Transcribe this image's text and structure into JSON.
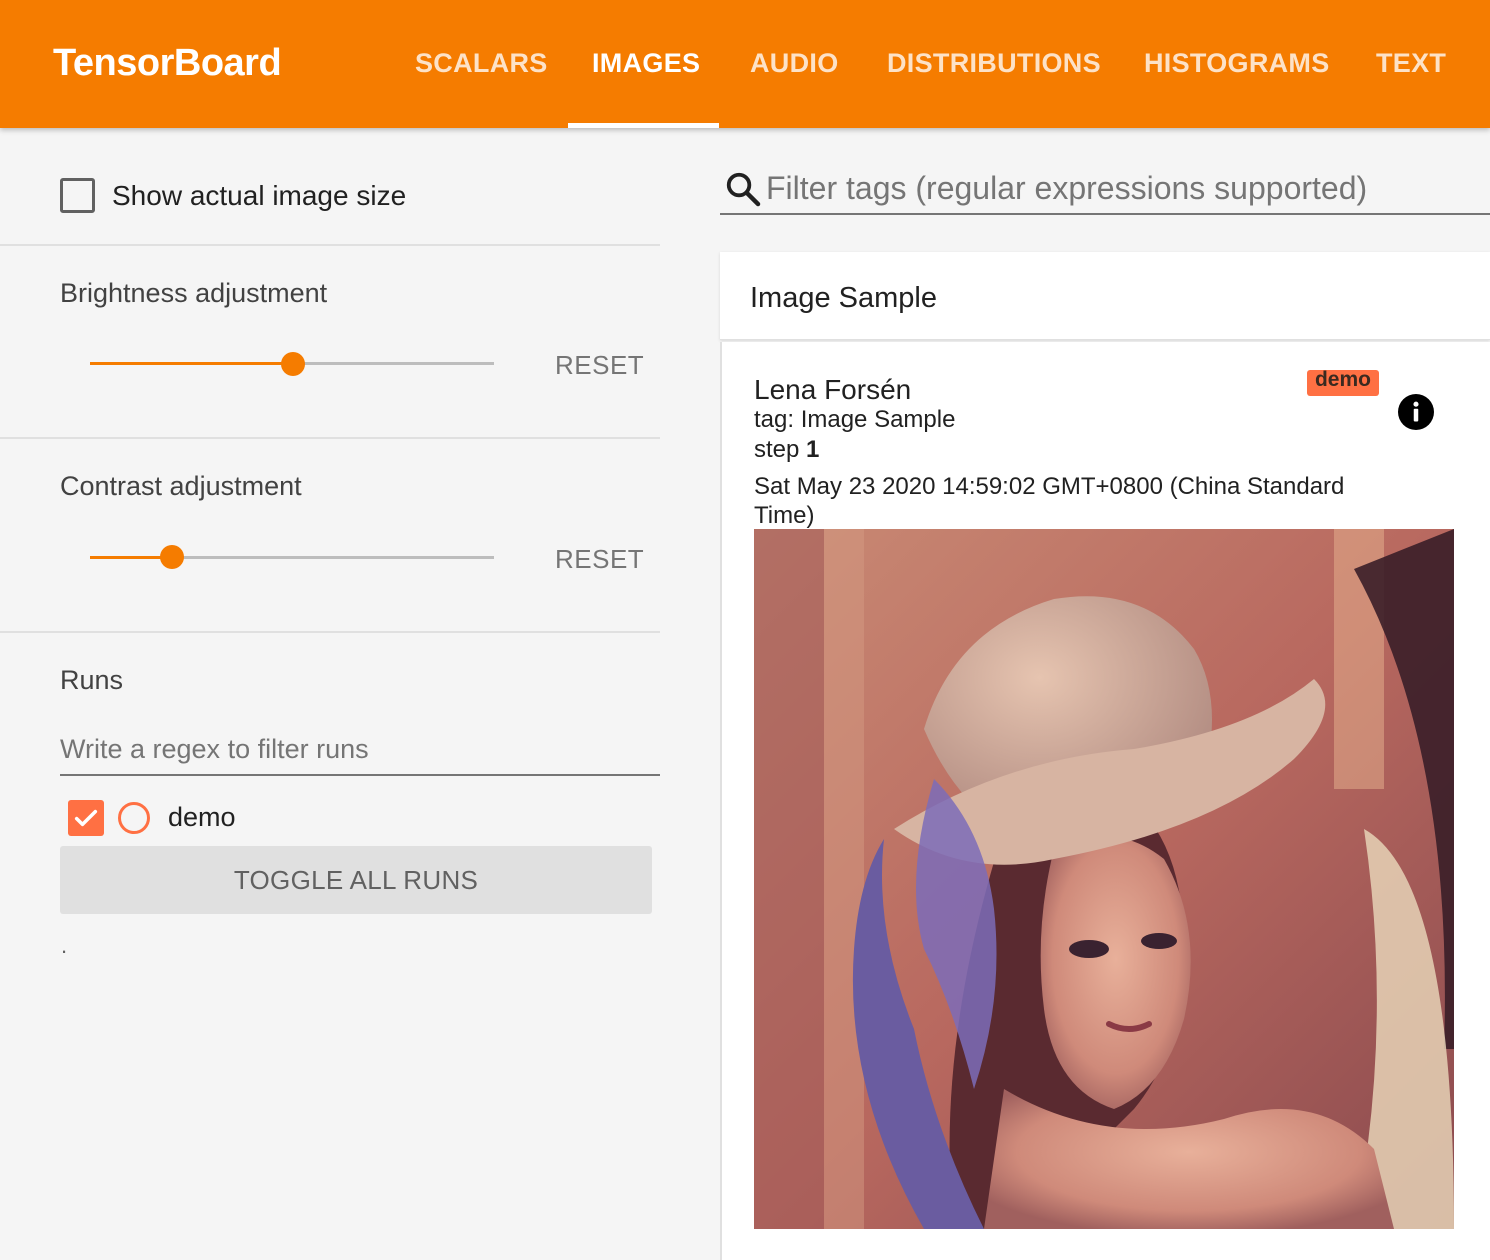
{
  "header": {
    "title": "TensorBoard",
    "tabs": [
      {
        "label": "SCALARS"
      },
      {
        "label": "IMAGES"
      },
      {
        "label": "AUDIO"
      },
      {
        "label": "DISTRIBUTIONS"
      },
      {
        "label": "HISTOGRAMS"
      },
      {
        "label": "TEXT"
      }
    ],
    "active_tab": "IMAGES",
    "bg_color": "#f57c00"
  },
  "sidebar": {
    "show_actual_size_label": "Show actual image size",
    "show_actual_size_checked": false,
    "brightness": {
      "label": "Brightness adjustment",
      "reset_label": "RESET",
      "value_fraction": 0.5
    },
    "contrast": {
      "label": "Contrast adjustment",
      "reset_label": "RESET",
      "value_fraction": 0.2
    },
    "runs": {
      "title": "Runs",
      "filter_placeholder": "Write a regex to filter runs",
      "items": [
        {
          "name": "demo",
          "checked": true,
          "color": "#ff7043"
        }
      ],
      "toggle_label": "TOGGLE ALL RUNS",
      "footer": "."
    }
  },
  "main": {
    "filter_placeholder": "Filter tags (regular expressions supported)",
    "card": {
      "title": "Image Sample",
      "run_name": "Lena Forsén",
      "run_badge": "demo",
      "tag": "tag: Image Sample",
      "step_label": "step",
      "step_value": "1",
      "timestamp": "Sat May 23 2020 14:59:02 GMT+0800 (China Standard Time)"
    }
  },
  "icons": {
    "search": "search-icon",
    "info": "info-icon",
    "check": "check-icon"
  }
}
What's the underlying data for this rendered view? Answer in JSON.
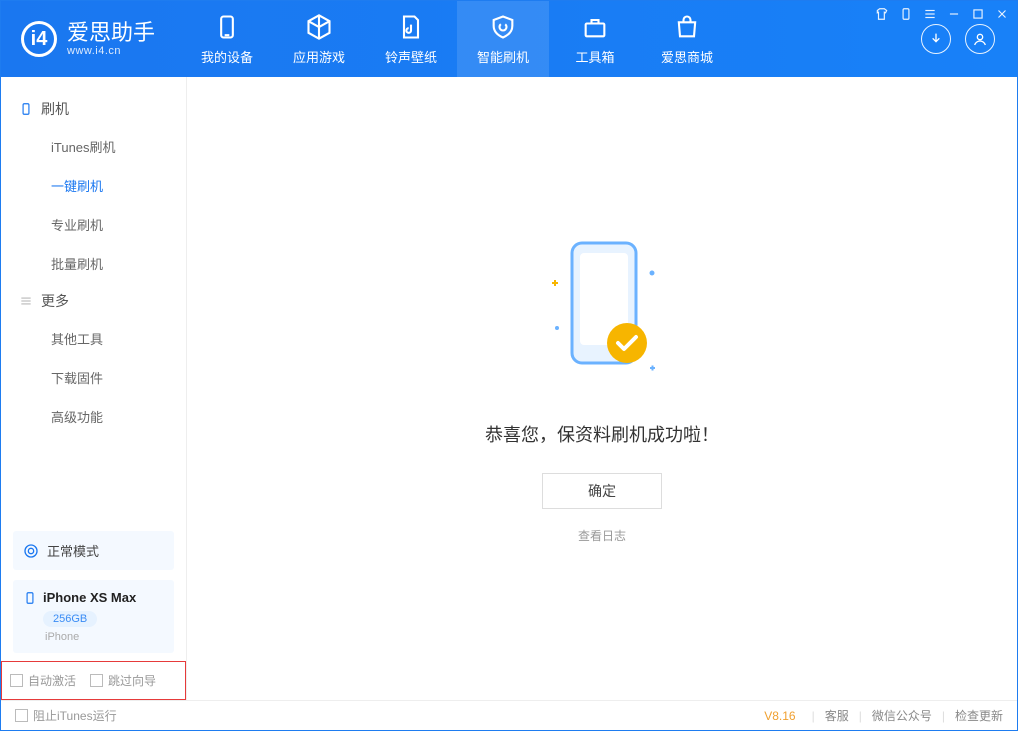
{
  "app": {
    "name": "爱思助手",
    "domain": "www.i4.cn"
  },
  "nav": [
    {
      "label": "我的设备"
    },
    {
      "label": "应用游戏"
    },
    {
      "label": "铃声壁纸"
    },
    {
      "label": "智能刷机",
      "active": true
    },
    {
      "label": "工具箱"
    },
    {
      "label": "爱思商城"
    }
  ],
  "sidebar": {
    "section1": "刷机",
    "items1": [
      "iTunes刷机",
      "一键刷机",
      "专业刷机",
      "批量刷机"
    ],
    "section2": "更多",
    "items2": [
      "其他工具",
      "下载固件",
      "高级功能"
    ],
    "mode": "正常模式",
    "device": {
      "name": "iPhone XS Max",
      "storage": "256GB",
      "type": "iPhone"
    },
    "options": {
      "auto_activate": "自动激活",
      "skip_guide": "跳过向导"
    }
  },
  "main": {
    "success": "恭喜您，保资料刷机成功啦！",
    "ok": "确定",
    "log_link": "查看日志"
  },
  "statusbar": {
    "block_itunes": "阻止iTunes运行",
    "version": "V8.16",
    "links": [
      "客服",
      "微信公众号",
      "检查更新"
    ]
  }
}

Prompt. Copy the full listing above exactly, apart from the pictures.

Solution to this problem.
Transcribe this image's text and structure into JSON.
{
  "header": {
    "title": "TensorBoard",
    "tabs": [
      {
        "label": "SCALARS"
      },
      {
        "label": "IMAGES"
      },
      {
        "label": "AUDIO"
      },
      {
        "label": "DISTRIBUTIONS"
      },
      {
        "label": "HISTOGRAMS"
      },
      {
        "label": "TEXT"
      }
    ],
    "active_tab": "IMAGES",
    "bg_color": "#f57c00"
  },
  "sidebar": {
    "show_actual_size_label": "Show actual image size",
    "show_actual_size_checked": false,
    "brightness": {
      "label": "Brightness adjustment",
      "reset_label": "RESET",
      "value_fraction": 0.5
    },
    "contrast": {
      "label": "Contrast adjustment",
      "reset_label": "RESET",
      "value_fraction": 0.2
    },
    "runs": {
      "title": "Runs",
      "filter_placeholder": "Write a regex to filter runs",
      "items": [
        {
          "name": "demo",
          "checked": true,
          "color": "#ff7043"
        }
      ],
      "toggle_label": "TOGGLE ALL RUNS",
      "footer": "."
    }
  },
  "main": {
    "filter_placeholder": "Filter tags (regular expressions supported)",
    "card": {
      "title": "Image Sample",
      "run_name": "Lena Forsén",
      "run_badge": "demo",
      "tag": "tag: Image Sample",
      "step_label": "step",
      "step_value": "1",
      "timestamp": "Sat May 23 2020 14:59:02 GMT+0800 (China Standard Time)"
    }
  },
  "icons": {
    "search": "search-icon",
    "info": "info-icon",
    "check": "check-icon"
  }
}
What's the underlying data for this rendered view? Answer in JSON.
{
  "app": {
    "name": "爱思助手",
    "domain": "www.i4.cn"
  },
  "nav": [
    {
      "label": "我的设备"
    },
    {
      "label": "应用游戏"
    },
    {
      "label": "铃声壁纸"
    },
    {
      "label": "智能刷机",
      "active": true
    },
    {
      "label": "工具箱"
    },
    {
      "label": "爱思商城"
    }
  ],
  "sidebar": {
    "section1": "刷机",
    "items1": [
      "iTunes刷机",
      "一键刷机",
      "专业刷机",
      "批量刷机"
    ],
    "section2": "更多",
    "items2": [
      "其他工具",
      "下载固件",
      "高级功能"
    ],
    "mode": "正常模式",
    "device": {
      "name": "iPhone XS Max",
      "storage": "256GB",
      "type": "iPhone"
    },
    "options": {
      "auto_activate": "自动激活",
      "skip_guide": "跳过向导"
    }
  },
  "main": {
    "success": "恭喜您，保资料刷机成功啦！",
    "ok": "确定",
    "log_link": "查看日志"
  },
  "statusbar": {
    "block_itunes": "阻止iTunes运行",
    "version": "V8.16",
    "links": [
      "客服",
      "微信公众号",
      "检查更新"
    ]
  }
}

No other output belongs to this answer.